** Data in this exercise follows **
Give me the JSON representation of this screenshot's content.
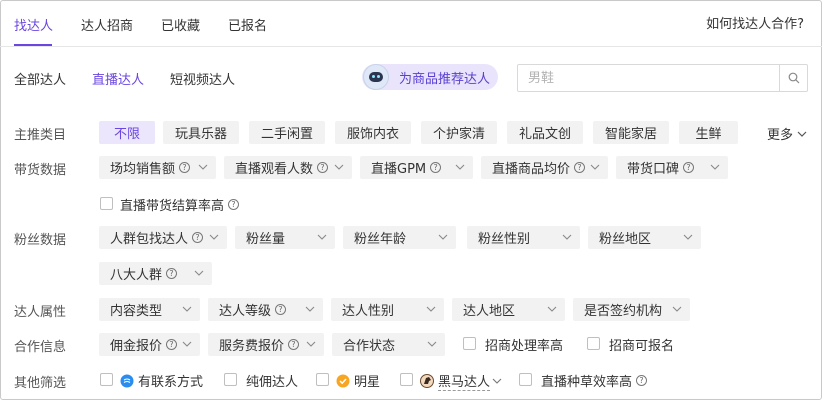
{
  "tabs": [
    "找达人",
    "达人招商",
    "已收藏",
    "已报名"
  ],
  "help_link": "如何找达人合作?",
  "subtabs": [
    "全部达人",
    "直播达人",
    "短视频达人"
  ],
  "recommend_label": "为商品推荐达人",
  "search": {
    "value": "",
    "placeholder": "男鞋"
  },
  "main_category": {
    "label": "主推类目",
    "options": [
      "不限",
      "玩具乐器",
      "二手闲置",
      "服饰内衣",
      "个护家清",
      "礼品文创",
      "智能家居",
      "生鲜"
    ],
    "selected": "不限",
    "more": "更多"
  },
  "sales_data": {
    "label": "带货数据",
    "filters": [
      "场均销售额",
      "直播观看人数",
      "直播GPM",
      "直播商品均价",
      "带货口碑"
    ],
    "checkbox": "直播带货结算率高"
  },
  "fans_data": {
    "label": "粉丝数据",
    "filters": [
      "人群包找达人",
      "粉丝量",
      "粉丝年龄",
      "粉丝性别",
      "粉丝地区",
      "八大人群"
    ]
  },
  "talent_attr": {
    "label": "达人属性",
    "filters": [
      "内容类型",
      "达人等级",
      "达人性别",
      "达人地区",
      "是否签约机构"
    ]
  },
  "coop_info": {
    "label": "合作信息",
    "filters": [
      "佣金报价",
      "服务费报价",
      "合作状态"
    ],
    "checkboxes": [
      "招商处理率高",
      "招商可报名"
    ]
  },
  "other": {
    "label": "其他筛选",
    "items": [
      "有联系方式",
      "纯佣达人",
      "明星",
      "黑马达人",
      "直播种草效率高"
    ]
  },
  "colors": {
    "accent": "#6b46e0",
    "chip_bg": "#f2f2f2",
    "selected_bg": "#ebe6fc"
  }
}
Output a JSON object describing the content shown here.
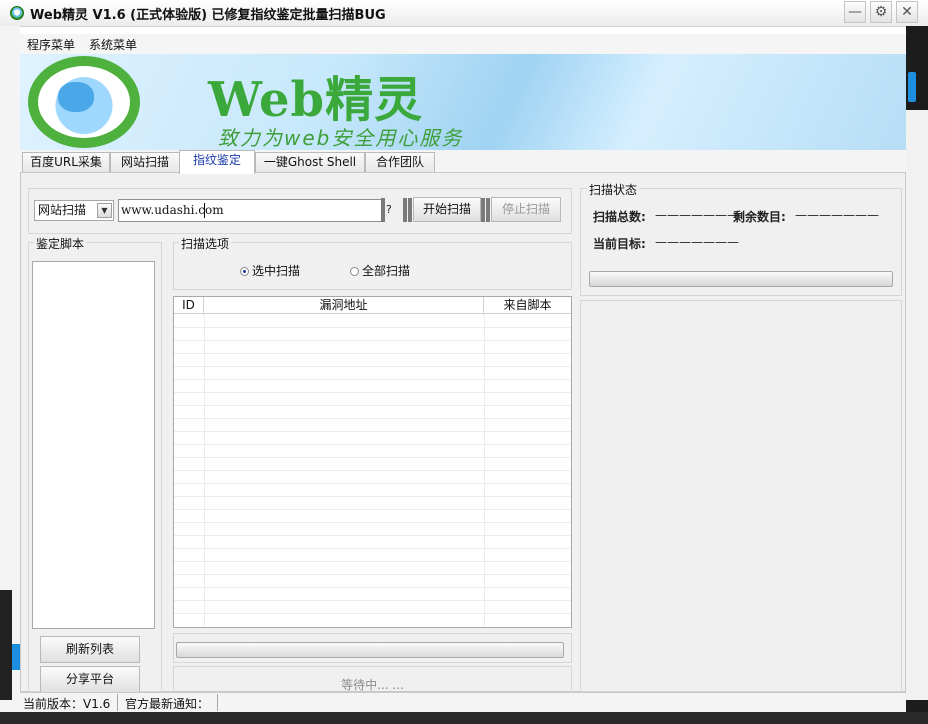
{
  "window": {
    "title": "Web精灵 V1.6 (正式体验版) 已修复指纹鉴定批量扫描BUG",
    "minimize_glyph": "—",
    "options_glyph": "⚙",
    "close_glyph": "✕"
  },
  "menu": {
    "items": [
      {
        "label": "程序菜单"
      },
      {
        "label": "系统菜单"
      }
    ]
  },
  "banner": {
    "title": "Web精灵",
    "slogan": "致力为web安全用心服务"
  },
  "tabs": [
    {
      "label": "百度URL采集"
    },
    {
      "label": "网站扫描"
    },
    {
      "label": "指纹鉴定"
    },
    {
      "label": "一键Ghost Shell"
    },
    {
      "label": "合作团队"
    }
  ],
  "active_tab": "指纹鉴定",
  "scan_bar": {
    "mode_selected": "网站扫描",
    "url_value": "www.udashi.com",
    "help_label": "?",
    "start_label": "开始扫描",
    "stop_label": "停止扫描"
  },
  "scripts_group": {
    "title": "鉴定脚本",
    "refresh_label": "刷新列表",
    "share_label": "分享平台"
  },
  "scan_options": {
    "title": "扫描选项",
    "option_selected": "选中扫描",
    "option_all": "全部扫描",
    "selected_checked": true
  },
  "results_table": {
    "columns": [
      "ID",
      "漏洞地址",
      "来自脚本"
    ],
    "rows": []
  },
  "waiting_text": "等待中... ...",
  "scan_status": {
    "title": "扫描状态",
    "total_label": "扫描总数:",
    "total_value": "———————",
    "remaining_label": "剩余数目:",
    "remaining_value": "———————",
    "current_label": "当前目标:",
    "current_value": "———————"
  },
  "statusbar": {
    "version": "当前版本：V1.6",
    "notice": "官方最新通知："
  },
  "colors": {
    "accent_tab_text": "#1a3aa8",
    "brand_green": "#3aa83a",
    "chrome_blue": "#1d8fe0"
  }
}
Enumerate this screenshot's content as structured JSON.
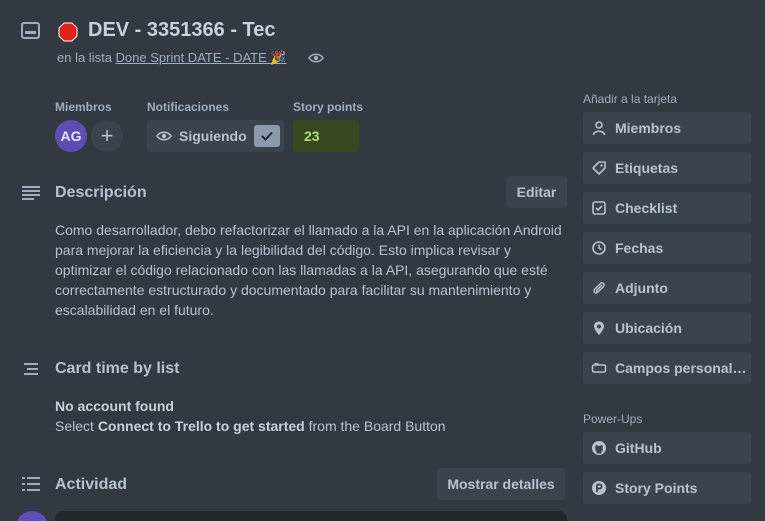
{
  "card": {
    "title": "DEV - 3351366 - Tec",
    "in_list_prefix": "en la lista",
    "list_name": "Done Sprint DATE - DATE 🎉"
  },
  "fields": {
    "members_label": "Miembros",
    "member_initials": "AG",
    "add_member": "+",
    "notifications_label": "Notificaciones",
    "following_label": "Siguiendo",
    "story_points_label": "Story points",
    "story_points_value": "23"
  },
  "description": {
    "title": "Descripción",
    "edit_label": "Editar",
    "text": "Como desarrollador, debo refactorizar el llamado a la API en la aplicación Android para mejorar la eficiencia y la legibilidad del código. Esto implica revisar y optimizar el código relacionado con las llamadas a la API, asegurando que esté correctamente estructurado y documentado para facilitar su mantenimiento y escalabilidad en el futuro."
  },
  "card_time": {
    "title": "Card time by list",
    "no_account": "No account found",
    "select_prefix": "Select ",
    "connect_text": "Connect to Trello to get started",
    "select_suffix": " from the Board Button"
  },
  "activity": {
    "title": "Actividad",
    "show_details": "Mostrar detalles"
  },
  "sidebar": {
    "add_to_card_label": "Añadir a la tarjeta",
    "items": [
      {
        "label": "Miembros",
        "icon": "person-icon"
      },
      {
        "label": "Etiquetas",
        "icon": "tag-icon"
      },
      {
        "label": "Checklist",
        "icon": "checkbox-icon"
      },
      {
        "label": "Fechas",
        "icon": "clock-icon"
      },
      {
        "label": "Adjunto",
        "icon": "paperclip-icon"
      },
      {
        "label": "Ubicación",
        "icon": "location-pin-icon"
      },
      {
        "label": "Campos personalizados",
        "icon": "custom-fields-icon"
      }
    ],
    "powerups_label": "Power-Ups",
    "powerups": [
      {
        "label": "GitHub",
        "icon": "github-icon"
      },
      {
        "label": "Story Points",
        "icon": "story-points-icon"
      }
    ]
  },
  "colors": {
    "background": "#323940",
    "button": "#3b444c",
    "text": "#b6c2cf",
    "avatar": "#5e4db2",
    "story_points_bg": "#37471f",
    "story_points_text": "#b3df72",
    "stop_red": "#e2211c"
  }
}
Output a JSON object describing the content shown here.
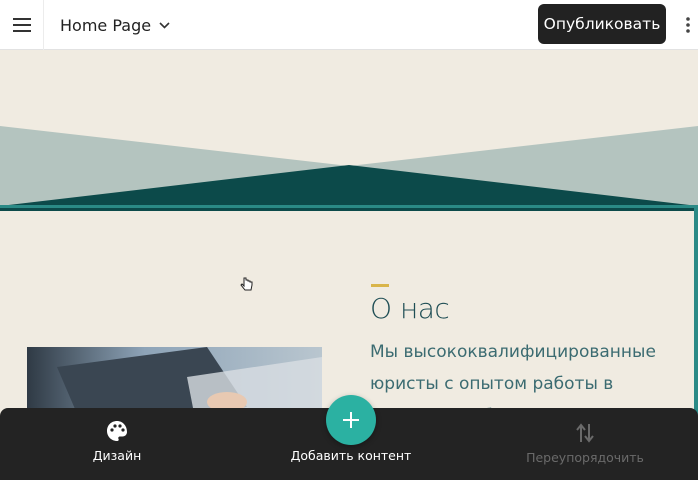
{
  "topbar": {
    "page_name": "Home Page",
    "publish_label": "Опубликовать"
  },
  "section": {
    "title": "О нас",
    "text": "Мы высококвалифицированные юристы с опытом работы в различных областях. Известные"
  },
  "bottombar": {
    "design_label": "Дизайн",
    "add_content_label": "Добавить контент",
    "reorder_label": "Переупорядочить"
  },
  "icons": {
    "menu": "hamburger-menu-icon",
    "chevron": "chevron-down-icon",
    "more": "more-vertical-icon",
    "design": "palette-icon",
    "add": "plus-icon",
    "reorder": "swap-vertical-icon"
  },
  "colors": {
    "page_background": "#f0ebe1",
    "hero_light": "#b4c4bf",
    "hero_dark": "#0c4a4a",
    "selection": "#2a8a86",
    "accent": "#d9b54a",
    "title": "#1f4e55",
    "text": "#3b6b71",
    "bar_dark": "#232323",
    "fab": "#2bb1a2"
  }
}
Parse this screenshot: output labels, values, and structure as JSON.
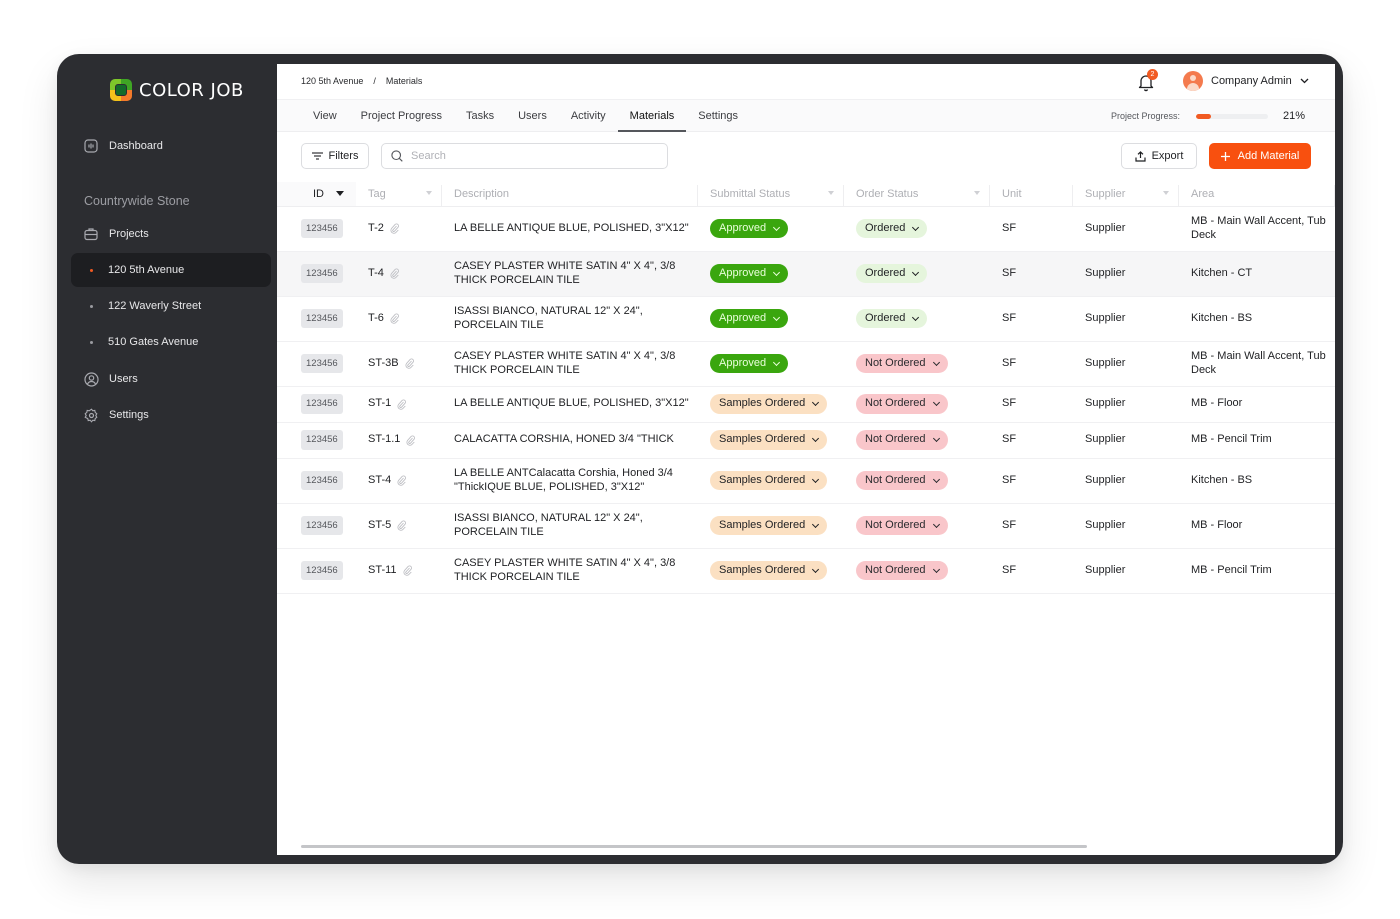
{
  "app": {
    "brand": "COLOR JOB",
    "org_name": "Countrywide Stone"
  },
  "sidebar": {
    "items": [
      {
        "label": "Dashboard",
        "icon": "dashboard-icon"
      },
      {
        "label": "Projects",
        "icon": "briefcase-icon"
      },
      {
        "label": "120 5th Avenue",
        "icon": "dot",
        "active": true
      },
      {
        "label": "122 Waverly Street",
        "icon": "dot"
      },
      {
        "label": "510 Gates Avenue",
        "icon": "dot"
      },
      {
        "label": "Users",
        "icon": "user-circle-icon"
      },
      {
        "label": "Settings",
        "icon": "gear-icon"
      }
    ]
  },
  "header": {
    "breadcrumb": [
      "120 5th Avenue",
      "/",
      "Materials"
    ],
    "notifications_count": "2",
    "user_name": "Company Admin"
  },
  "tabs": [
    {
      "label": "View"
    },
    {
      "label": "Project Progress"
    },
    {
      "label": "Tasks"
    },
    {
      "label": "Users"
    },
    {
      "label": "Activity"
    },
    {
      "label": "Materials",
      "active": true
    },
    {
      "label": "Settings"
    }
  ],
  "progress": {
    "label": "Project Progress:",
    "percent": 21,
    "percent_text": "21%"
  },
  "toolbar": {
    "filters_label": "Filters",
    "search_placeholder": "Search",
    "search_value": "",
    "export_label": "Export",
    "add_label": "Add Material"
  },
  "colors": {
    "accent": "#f8500f",
    "approved": "#3aa60e",
    "ordered": "#e5f5dc",
    "samples_ordered": "#fbe0c2",
    "not_ordered": "#f9c6ca"
  },
  "table": {
    "columns": [
      "ID",
      "Tag",
      "Description",
      "Submittal Status",
      "Order Status",
      "Unit",
      "Supplier",
      "Area"
    ],
    "rows": [
      {
        "id": "123456",
        "tag": "T-2",
        "description": "LA BELLE ANTIQUE BLUE, POLISHED, 3\"X12\"",
        "submittal": "Approved",
        "order": "Ordered",
        "unit": "SF",
        "supplier": "Supplier",
        "area": "MB - Main Wall Accent, Tub Deck"
      },
      {
        "id": "123456",
        "tag": "T-4",
        "description": "CASEY PLASTER WHITE SATIN 4\" X 4\", 3/8 THICK PORCELAIN TILE",
        "submittal": "Approved",
        "order": "Ordered",
        "unit": "SF",
        "supplier": "Supplier",
        "area": "Kitchen - CT"
      },
      {
        "id": "123456",
        "tag": "T-6",
        "description": "ISASSI BIANCO, NATURAL 12\" X 24\", PORCELAIN TILE",
        "submittal": "Approved",
        "order": "Ordered",
        "unit": "SF",
        "supplier": "Supplier",
        "area": "Kitchen - BS"
      },
      {
        "id": "123456",
        "tag": "ST-3B",
        "description": "CASEY PLASTER WHITE SATIN 4\" X 4\", 3/8 THICK PORCELAIN TILE",
        "submittal": "Approved",
        "order": "Not Ordered",
        "unit": "SF",
        "supplier": "Supplier",
        "area": "MB - Main Wall Accent, Tub Deck"
      },
      {
        "id": "123456",
        "tag": "ST-1",
        "description": "LA BELLE ANTIQUE BLUE, POLISHED, 3\"X12\"",
        "submittal": "Samples Ordered",
        "order": "Not Ordered",
        "unit": "SF",
        "supplier": "Supplier",
        "area": "MB - Floor"
      },
      {
        "id": "123456",
        "tag": "ST-1.1",
        "description": "CALACATTA CORSHIA, HONED 3/4 \"THICK",
        "submittal": "Samples Ordered",
        "order": "Not Ordered",
        "unit": "SF",
        "supplier": "Supplier",
        "area": "MB - Pencil Trim"
      },
      {
        "id": "123456",
        "tag": "ST-4",
        "description": "LA BELLE ANTCalacatta Corshia, Honed 3/4 \"ThickIQUE BLUE, POLISHED, 3\"X12\"",
        "submittal": "Samples Ordered",
        "order": "Not Ordered",
        "unit": "SF",
        "supplier": "Supplier",
        "area": "Kitchen - BS"
      },
      {
        "id": "123456",
        "tag": "ST-5",
        "description": "ISASSI BIANCO, NATURAL 12\" X 24\", PORCELAIN TILE",
        "submittal": "Samples Ordered",
        "order": "Not Ordered",
        "unit": "SF",
        "supplier": "Supplier",
        "area": "MB - Floor"
      },
      {
        "id": "123456",
        "tag": "ST-11",
        "description": "CASEY PLASTER WHITE SATIN 4\" X 4\", 3/8 THICK PORCELAIN TILE",
        "submittal": "Samples Ordered",
        "order": "Not Ordered",
        "unit": "SF",
        "supplier": "Supplier",
        "area": "MB - Pencil Trim"
      }
    ]
  }
}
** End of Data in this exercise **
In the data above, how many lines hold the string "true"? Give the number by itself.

3